|Catfish: The TV Show|
|Developed by|| Ariel Schulman|
Yaniv "Nev" Schulman
|Starring|| Nev Schulman|
|Country of origin||United States|
|No. of seasons||3|
|No. of episodes||37|
| Andrew Jarecki|
Julie Link Steffens
Nomi Ernst Leidner
|Running time||40 to 42 minutes|
| Catfish Picture Company|
|Picture format|| 480i (SDTV)|
|Original airing||November 12, 2012 – present|
Catfish: The TV Show is an American reality-based docu-series television series airing on MTV about the truths and lies of online dating. The series is based on the 2010 film Catfish and is hosted by Nev Schulman. It premiered on November 12, 2012, with the third season premiering on May 7, 2014.
On the internet, a "catfish" is a person who creates fake personal profiles on social media sites—pretending to be someone more outwardly appealing than his/her true self, by using someone else's pictures and false biographical information.
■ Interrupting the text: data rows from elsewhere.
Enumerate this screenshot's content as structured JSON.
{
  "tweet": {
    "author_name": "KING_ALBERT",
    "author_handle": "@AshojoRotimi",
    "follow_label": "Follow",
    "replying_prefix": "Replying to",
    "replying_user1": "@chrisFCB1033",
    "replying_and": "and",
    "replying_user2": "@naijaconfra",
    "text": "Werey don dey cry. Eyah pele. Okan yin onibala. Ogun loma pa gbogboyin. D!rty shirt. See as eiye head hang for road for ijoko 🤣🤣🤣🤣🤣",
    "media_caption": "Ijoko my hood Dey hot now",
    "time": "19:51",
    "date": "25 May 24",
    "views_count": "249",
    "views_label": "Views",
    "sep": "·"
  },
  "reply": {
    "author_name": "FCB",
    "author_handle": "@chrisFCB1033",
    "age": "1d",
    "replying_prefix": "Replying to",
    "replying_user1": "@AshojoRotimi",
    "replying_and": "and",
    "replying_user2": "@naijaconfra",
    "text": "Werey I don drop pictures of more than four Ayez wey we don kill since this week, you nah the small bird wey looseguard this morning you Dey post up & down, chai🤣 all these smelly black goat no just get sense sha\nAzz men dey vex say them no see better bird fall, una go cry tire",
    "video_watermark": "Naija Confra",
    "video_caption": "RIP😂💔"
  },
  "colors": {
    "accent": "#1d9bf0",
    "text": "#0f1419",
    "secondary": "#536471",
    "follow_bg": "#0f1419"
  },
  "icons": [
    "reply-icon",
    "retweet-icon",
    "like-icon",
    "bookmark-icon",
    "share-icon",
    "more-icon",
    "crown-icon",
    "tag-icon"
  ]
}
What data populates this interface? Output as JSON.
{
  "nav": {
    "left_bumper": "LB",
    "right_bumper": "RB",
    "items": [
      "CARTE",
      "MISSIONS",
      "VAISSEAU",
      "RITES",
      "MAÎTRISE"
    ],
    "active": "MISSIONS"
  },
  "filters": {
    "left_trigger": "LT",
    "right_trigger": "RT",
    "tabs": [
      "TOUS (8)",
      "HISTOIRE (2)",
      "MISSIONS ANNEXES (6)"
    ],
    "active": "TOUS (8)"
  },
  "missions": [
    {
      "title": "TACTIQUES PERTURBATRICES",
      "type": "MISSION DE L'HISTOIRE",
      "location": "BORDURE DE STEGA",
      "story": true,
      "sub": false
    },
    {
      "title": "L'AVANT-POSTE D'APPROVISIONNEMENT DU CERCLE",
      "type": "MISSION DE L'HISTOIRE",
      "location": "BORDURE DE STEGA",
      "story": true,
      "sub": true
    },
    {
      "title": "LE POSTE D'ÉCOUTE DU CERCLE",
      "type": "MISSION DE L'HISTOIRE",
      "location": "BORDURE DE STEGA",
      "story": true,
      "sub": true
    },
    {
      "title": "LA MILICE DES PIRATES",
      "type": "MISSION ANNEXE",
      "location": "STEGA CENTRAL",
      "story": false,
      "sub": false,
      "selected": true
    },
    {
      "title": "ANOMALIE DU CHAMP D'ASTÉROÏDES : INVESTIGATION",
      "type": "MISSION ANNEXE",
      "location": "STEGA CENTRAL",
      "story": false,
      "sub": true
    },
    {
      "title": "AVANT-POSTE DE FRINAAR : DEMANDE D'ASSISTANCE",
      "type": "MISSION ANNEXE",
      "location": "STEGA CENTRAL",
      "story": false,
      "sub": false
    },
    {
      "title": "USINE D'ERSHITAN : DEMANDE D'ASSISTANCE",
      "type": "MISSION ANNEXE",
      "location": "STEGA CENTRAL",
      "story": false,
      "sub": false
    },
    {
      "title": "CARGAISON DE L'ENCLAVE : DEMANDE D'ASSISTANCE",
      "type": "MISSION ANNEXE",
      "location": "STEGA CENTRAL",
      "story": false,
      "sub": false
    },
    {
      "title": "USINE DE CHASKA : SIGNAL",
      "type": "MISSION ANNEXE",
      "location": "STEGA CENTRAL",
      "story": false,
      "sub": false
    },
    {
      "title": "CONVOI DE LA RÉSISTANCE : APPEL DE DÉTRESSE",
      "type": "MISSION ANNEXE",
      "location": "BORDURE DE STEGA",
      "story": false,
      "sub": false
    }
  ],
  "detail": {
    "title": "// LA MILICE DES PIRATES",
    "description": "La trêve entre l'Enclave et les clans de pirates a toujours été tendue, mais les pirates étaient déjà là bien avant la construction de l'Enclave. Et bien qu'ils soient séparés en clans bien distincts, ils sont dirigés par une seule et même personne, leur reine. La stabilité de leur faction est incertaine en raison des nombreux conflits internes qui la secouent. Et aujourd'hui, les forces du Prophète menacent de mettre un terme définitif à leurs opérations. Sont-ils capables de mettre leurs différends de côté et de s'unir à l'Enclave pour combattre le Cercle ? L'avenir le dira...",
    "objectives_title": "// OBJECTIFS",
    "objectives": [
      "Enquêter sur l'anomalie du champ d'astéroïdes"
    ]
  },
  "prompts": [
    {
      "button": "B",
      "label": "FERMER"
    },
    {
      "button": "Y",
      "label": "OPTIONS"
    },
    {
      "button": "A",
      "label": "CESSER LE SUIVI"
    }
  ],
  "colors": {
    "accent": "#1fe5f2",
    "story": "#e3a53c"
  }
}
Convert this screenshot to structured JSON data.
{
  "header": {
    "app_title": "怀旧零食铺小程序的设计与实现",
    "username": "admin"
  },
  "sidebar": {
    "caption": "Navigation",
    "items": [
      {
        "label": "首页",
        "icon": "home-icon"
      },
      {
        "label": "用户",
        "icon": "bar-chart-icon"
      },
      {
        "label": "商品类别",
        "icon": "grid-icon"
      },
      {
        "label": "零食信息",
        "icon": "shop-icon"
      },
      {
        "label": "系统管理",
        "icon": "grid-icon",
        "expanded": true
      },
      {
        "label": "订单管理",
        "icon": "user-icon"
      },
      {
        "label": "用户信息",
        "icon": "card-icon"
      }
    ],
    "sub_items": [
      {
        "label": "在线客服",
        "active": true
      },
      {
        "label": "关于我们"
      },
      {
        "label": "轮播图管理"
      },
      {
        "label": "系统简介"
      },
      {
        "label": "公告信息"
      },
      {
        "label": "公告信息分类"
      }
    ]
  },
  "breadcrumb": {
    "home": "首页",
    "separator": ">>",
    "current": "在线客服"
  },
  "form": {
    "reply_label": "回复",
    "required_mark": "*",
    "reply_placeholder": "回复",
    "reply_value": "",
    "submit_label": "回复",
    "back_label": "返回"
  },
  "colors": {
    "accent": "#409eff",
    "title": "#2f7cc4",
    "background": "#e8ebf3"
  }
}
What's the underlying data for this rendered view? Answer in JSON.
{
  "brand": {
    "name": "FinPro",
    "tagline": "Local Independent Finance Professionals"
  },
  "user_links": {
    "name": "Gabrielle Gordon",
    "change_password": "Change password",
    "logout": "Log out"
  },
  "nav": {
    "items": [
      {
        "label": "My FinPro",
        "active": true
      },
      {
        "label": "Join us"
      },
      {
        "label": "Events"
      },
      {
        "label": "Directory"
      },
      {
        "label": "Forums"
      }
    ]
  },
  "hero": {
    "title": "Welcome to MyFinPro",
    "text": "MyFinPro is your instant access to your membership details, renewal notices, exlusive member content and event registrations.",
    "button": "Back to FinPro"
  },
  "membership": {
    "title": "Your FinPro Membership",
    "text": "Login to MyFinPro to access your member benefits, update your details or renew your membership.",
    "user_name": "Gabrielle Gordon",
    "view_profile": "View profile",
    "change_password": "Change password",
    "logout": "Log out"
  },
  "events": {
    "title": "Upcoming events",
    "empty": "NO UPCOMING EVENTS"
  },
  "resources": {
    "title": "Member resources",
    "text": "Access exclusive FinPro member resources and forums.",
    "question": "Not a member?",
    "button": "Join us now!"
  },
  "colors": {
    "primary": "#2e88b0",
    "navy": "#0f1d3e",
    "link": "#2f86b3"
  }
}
These "catfish" usually intend to trick an unsuspecting person or persons into falling in love with them. The term "catfish" is derived from the title of a 2010 documentary film, in which filmmaker Nev Schulman discovers that the woman he'd been carrying on an online relationship with had not been honest in describing herself. MTV and the Catfish film's producers, Schulman and his friend, filmmaker Max Joseph, help couples who have never met in real life. They want to know if the person they have had a seemingly deep emotional relationship with is legitimate or if they are, in fact, a "catfish". Some couples have been together for a few months—others, for years. Nev claims that he has received requests from people asking him for his help in determining whether or not their online-only lover is lying or truthful about their identity. Each episode is a different couple with a different story; Nev travels to wherever they live and uses background checks and research to uncover the truth. He contacts the other person to arrange a first-ever meeting between the two lovers, then documents how the couple are impacted. Schulman said at the Television Critics Association press tour in August 2012 that it's not all about pulling the rug out from under people, explaining: Whether or not two people are totally lying to each other and it turns out to be a huge disaster, that's only the first part of the story. We then want to know why they are doing it, who they are, what they are feeling, what led them to this place, and why that resonates with thousands of other young people who have the same feelings, who don't have someone to talk to or don't know how to express themselves.